What the exercise asks
Your output should be the records below, word for word and picture-free.

+---+

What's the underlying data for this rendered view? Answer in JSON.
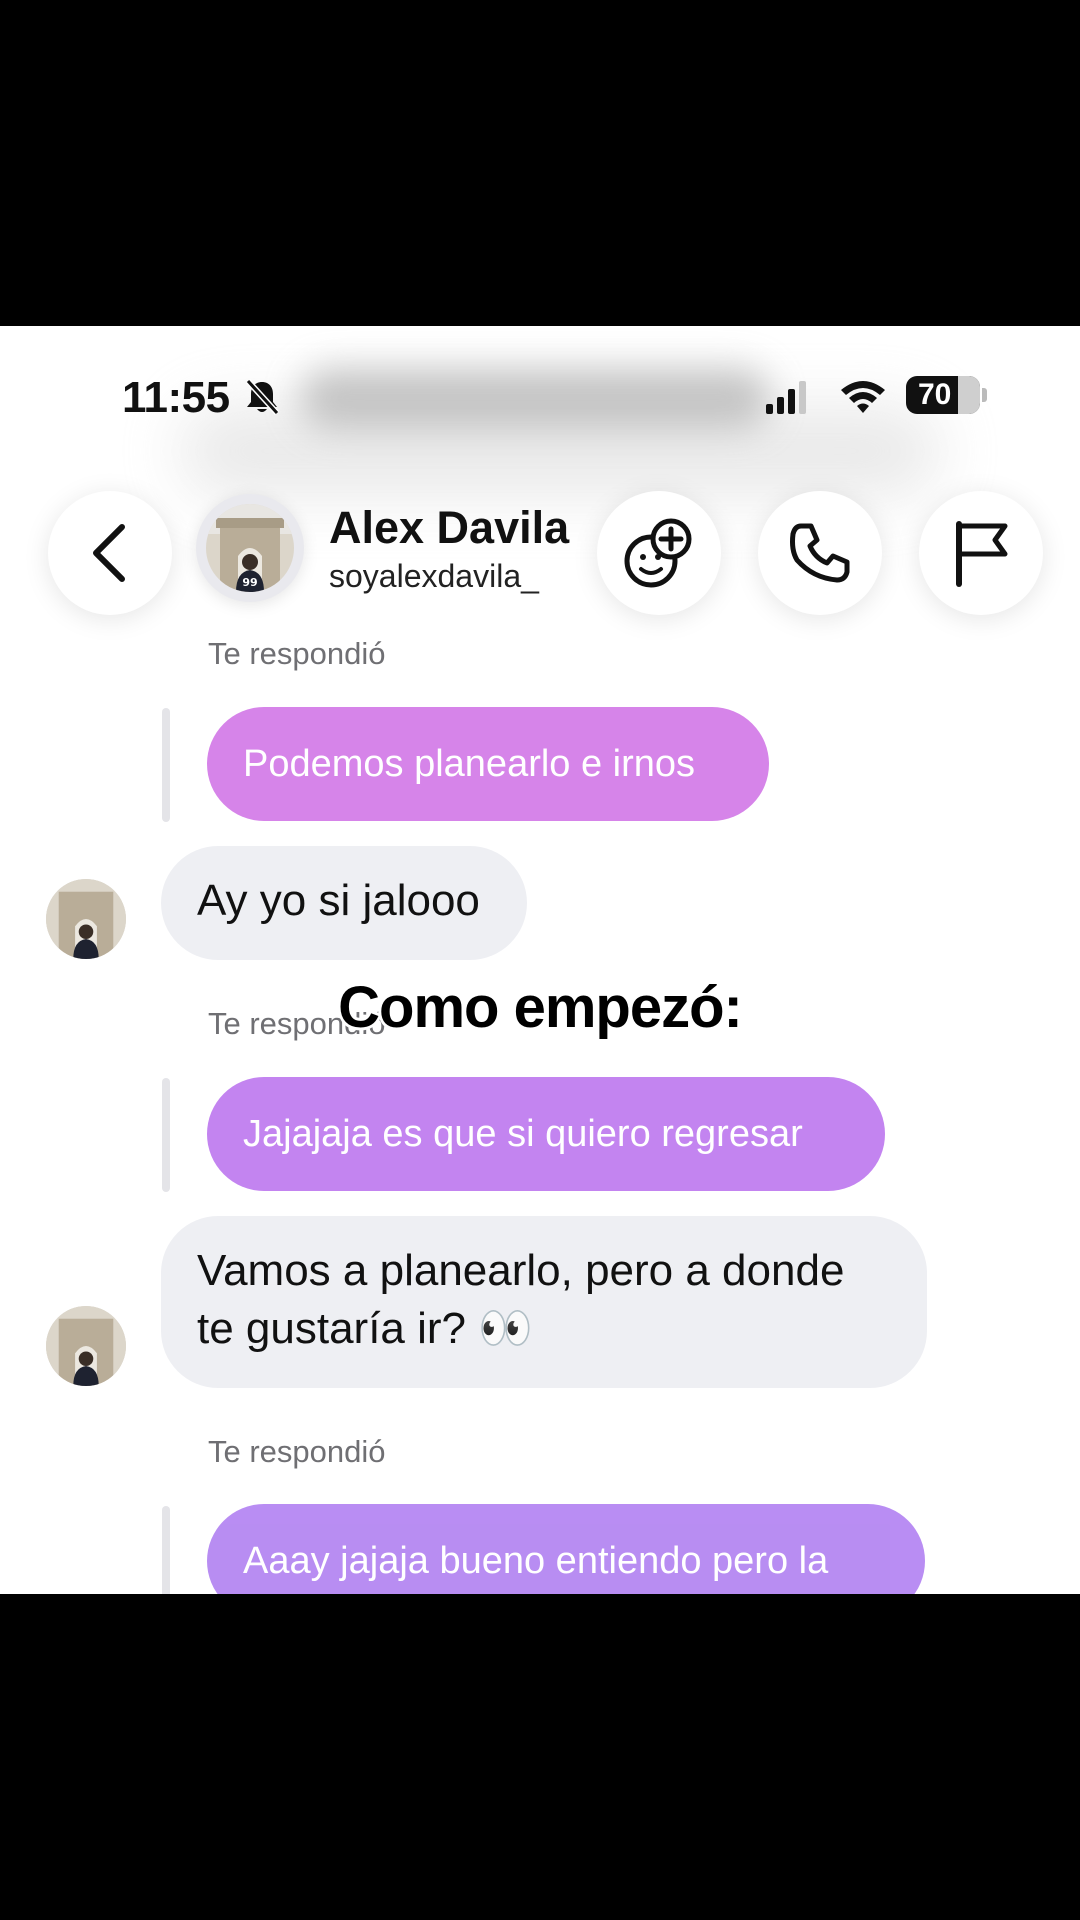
{
  "status_bar": {
    "time": "11:55",
    "battery": "70"
  },
  "header": {
    "name": "Alex Davila",
    "handle": "soyalexdavila_"
  },
  "caption": "Como empezó:",
  "messages": [
    {
      "type": "reply-label",
      "text": "Te respondió"
    },
    {
      "type": "sent",
      "text": "Podemos planearlo e irnos",
      "color": "#d47ee8"
    },
    {
      "type": "received",
      "text": "Ay yo si jalooo"
    },
    {
      "type": "reply-label",
      "text": "Te respondió"
    },
    {
      "type": "sent",
      "text": "Jajajaja es que si quiero regresar",
      "color": "#c07ef0"
    },
    {
      "type": "received",
      "line1": "Vamos a planearlo, pero a donde",
      "line2": "te gustaría ir? 👀"
    },
    {
      "type": "reply-label",
      "text": "Te respondió"
    },
    {
      "type": "sent",
      "text": "Aaay jajaja bueno entiendo pero la",
      "color": "#b587f2"
    }
  ],
  "icons": [
    "bell-slash-icon",
    "signal-icon",
    "wifi-icon",
    "back-arrow-icon",
    "effects-icon",
    "phone-icon",
    "flag-icon"
  ]
}
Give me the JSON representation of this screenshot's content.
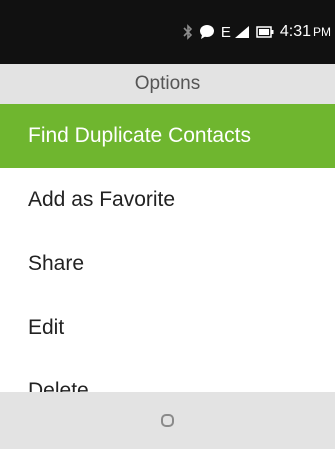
{
  "status_bar": {
    "icons": [
      "bluetooth-icon",
      "chat-bubble-icon",
      "signal-icon",
      "battery-icon"
    ],
    "network_type": "E",
    "time": "4:31",
    "ampm": "PM",
    "background": "#111111"
  },
  "header": {
    "title": "Options"
  },
  "menu": {
    "items": [
      {
        "label": "Find Duplicate Contacts",
        "selected": true
      },
      {
        "label": "Add as Favorite",
        "selected": false
      },
      {
        "label": "Share",
        "selected": false
      },
      {
        "label": "Edit",
        "selected": false
      },
      {
        "label": "Delete",
        "selected": false
      }
    ],
    "highlight_color": "#6fb62f"
  },
  "softkeys": {
    "center_icon": "home-circle-icon"
  }
}
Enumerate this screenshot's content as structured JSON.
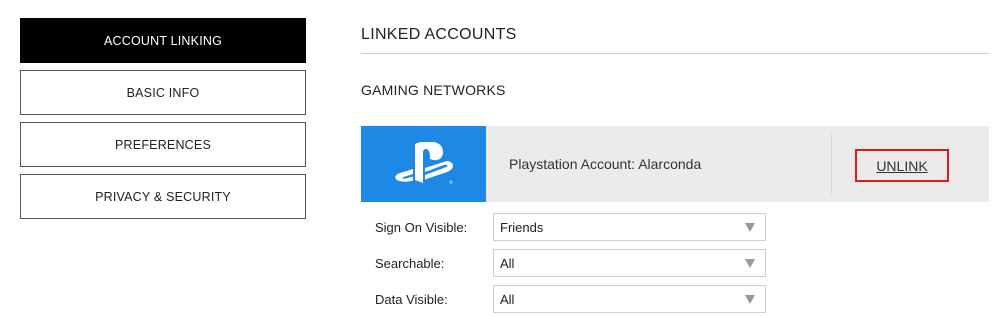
{
  "sidebar": {
    "items": [
      {
        "label": "ACCOUNT LINKING",
        "active": true
      },
      {
        "label": "BASIC INFO",
        "active": false
      },
      {
        "label": "PREFERENCES",
        "active": false
      },
      {
        "label": "PRIVACY & SECURITY",
        "active": false
      }
    ]
  },
  "main": {
    "title": "LINKED ACCOUNTS",
    "subtitle": "GAMING NETWORKS",
    "account": {
      "icon": "playstation-logo-icon",
      "brand_color": "#1e88e5",
      "label": "Playstation Account: Alarconda",
      "unlink_label": "UNLINK",
      "highlight_color": "#e01b1b"
    },
    "settings": [
      {
        "label": "Sign On Visible:",
        "value": "Friends"
      },
      {
        "label": "Searchable:",
        "value": "All"
      },
      {
        "label": "Data Visible:",
        "value": "All"
      }
    ]
  }
}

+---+

Exercise response
What's the underlying data for this rendered view? Answer in JSON.
{
  "status_bar": {
    "time": "11:55",
    "battery": "70"
  },
  "header": {
    "name": "Alex Davila",
    "handle": "soyalexdavila_"
  },
  "caption": "Como empezó:",
  "messages": [
    {
      "type": "reply-label",
      "text": "Te respondió"
    },
    {
      "type": "sent",
      "text": "Podemos planearlo e irnos",
      "color": "#d47ee8"
    },
    {
      "type": "received",
      "text": "Ay yo si jalooo"
    },
    {
      "type": "reply-label",
      "text": "Te respondió"
    },
    {
      "type": "sent",
      "text": "Jajajaja es que si quiero regresar",
      "color": "#c07ef0"
    },
    {
      "type": "received",
      "line1": "Vamos a planearlo, pero a donde",
      "line2": "te gustaría ir? 👀"
    },
    {
      "type": "reply-label",
      "text": "Te respondió"
    },
    {
      "type": "sent",
      "text": "Aaay jajaja bueno entiendo pero la",
      "color": "#b587f2"
    }
  ],
  "icons": [
    "bell-slash-icon",
    "signal-icon",
    "wifi-icon",
    "back-arrow-icon",
    "effects-icon",
    "phone-icon",
    "flag-icon"
  ]
}
Give me the JSON representation of this screenshot's content.
{
  "status_bar": {
    "icons": [
      "bluetooth-icon",
      "chat-bubble-icon",
      "signal-icon",
      "battery-icon"
    ],
    "network_type": "E",
    "time": "4:31",
    "ampm": "PM",
    "background": "#111111"
  },
  "header": {
    "title": "Options"
  },
  "menu": {
    "items": [
      {
        "label": "Find Duplicate Contacts",
        "selected": true
      },
      {
        "label": "Add as Favorite",
        "selected": false
      },
      {
        "label": "Share",
        "selected": false
      },
      {
        "label": "Edit",
        "selected": false
      },
      {
        "label": "Delete",
        "selected": false
      }
    ],
    "highlight_color": "#6fb62f"
  },
  "softkeys": {
    "center_icon": "home-circle-icon"
  }
}
Enumerate this screenshot's content as structured JSON.
{
  "sidebar": {
    "items": [
      {
        "label": "ACCOUNT LINKING",
        "active": true
      },
      {
        "label": "BASIC INFO",
        "active": false
      },
      {
        "label": "PREFERENCES",
        "active": false
      },
      {
        "label": "PRIVACY & SECURITY",
        "active": false
      }
    ]
  },
  "main": {
    "title": "LINKED ACCOUNTS",
    "subtitle": "GAMING NETWORKS",
    "account": {
      "icon": "playstation-logo-icon",
      "brand_color": "#1e88e5",
      "label": "Playstation Account: Alarconda",
      "unlink_label": "UNLINK",
      "highlight_color": "#e01b1b"
    },
    "settings": [
      {
        "label": "Sign On Visible:",
        "value": "Friends"
      },
      {
        "label": "Searchable:",
        "value": "All"
      },
      {
        "label": "Data Visible:",
        "value": "All"
      }
    ]
  }
}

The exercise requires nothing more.